The first new state department since 1995 was to be created in July, under Act 50 of 2010. To date, however, the Corbett administration has not taken the steps to establish a new, cabinet-level Department of Drug and Alcohol Programs.
Budget Secretary Charles Zogby appeared before the House Human Services Committee to explain the delay, and testified that financial pressures make the change impractical. Zogby notes that current finances warrant a look at the consolidation of departments, not the creation of a new one. “We are going to have to think fundamentally different about how we deliver state services in this commonwealth,” Zogby says.

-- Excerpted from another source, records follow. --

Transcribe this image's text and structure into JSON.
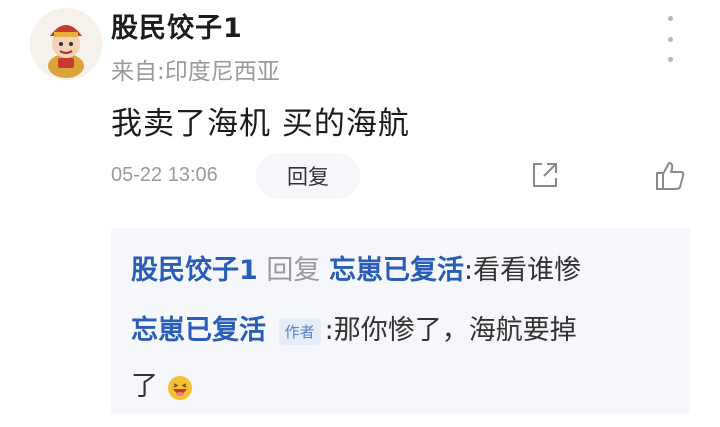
{
  "comment": {
    "username": "股民饺子1",
    "location": "来自:印度尼西亚",
    "content": "我卖了海机 买的海航",
    "time": "05-22 13:06",
    "reply_label": "回复"
  },
  "replies": [
    {
      "from": "股民饺子1",
      "reply_word": "回复",
      "to": "忘崽已复活",
      "separator": ":",
      "text": "看看谁惨"
    },
    {
      "from": "忘崽已复活",
      "author_tag": "作者",
      "separator": ":",
      "text_line1": "那你惨了，海航要掉",
      "text_line2": "了"
    }
  ],
  "icons": {
    "more": "more-vertical-icon",
    "share": "share-icon",
    "like": "thumbs-up-icon",
    "emoji": "laughing-emoji-icon"
  },
  "colors": {
    "link": "#2a5db8",
    "muted": "#9a9a9a",
    "reply_bg": "#f5f7fa",
    "tag_bg": "#e6edf8"
  }
}
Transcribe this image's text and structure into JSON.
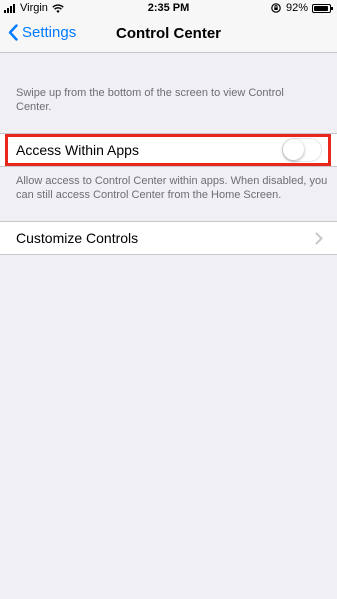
{
  "status_bar": {
    "carrier": "Virgin",
    "time": "2:35 PM",
    "battery_percent": "92%",
    "battery_level": 0.92
  },
  "nav": {
    "back_label": "Settings",
    "title": "Control Center"
  },
  "intro_text": "Swipe up from the bottom of the screen to view Control Center.",
  "access_within_apps": {
    "label": "Access Within Apps",
    "enabled": false,
    "footer": "Allow access to Control Center within apps. When disabled, you can still access Control Center from the Home Screen."
  },
  "customize": {
    "label": "Customize Controls"
  },
  "colors": {
    "accent": "#007aff",
    "highlight": "#e8261c",
    "background": "#efeff4"
  },
  "icons": [
    "cellular-signal-icon",
    "wifi-icon",
    "rotation-lock-icon",
    "battery-icon",
    "back-chevron-icon",
    "disclosure-chevron-icon"
  ]
}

Both the minority and majority committee chairmen think otherwise. “There are huge costs in human suffering, crime, lost work productivity and increased health care as a result of leaving addictions untreated,” says Democratic Chairman Mark Cohen (D-Philadelphia), who says inaction will not save money. “The argument by talking about all the budget pressures you’re under, I think you’re making a perfect argument about why we need this new department,” adds GOP Chair Gene DiGirolamo (R-Bucks).
Pennsylvania currently has a Bureau of Drug and Alcohol Programs within the Department of Health. The new law would elevate that bureau to a cabinet-level department. Supporters say a central agency will better coordinate treatment and prevention efforts. Zogby counters that better management of the existing 25 state programs that address addiction could accomplish the same goals.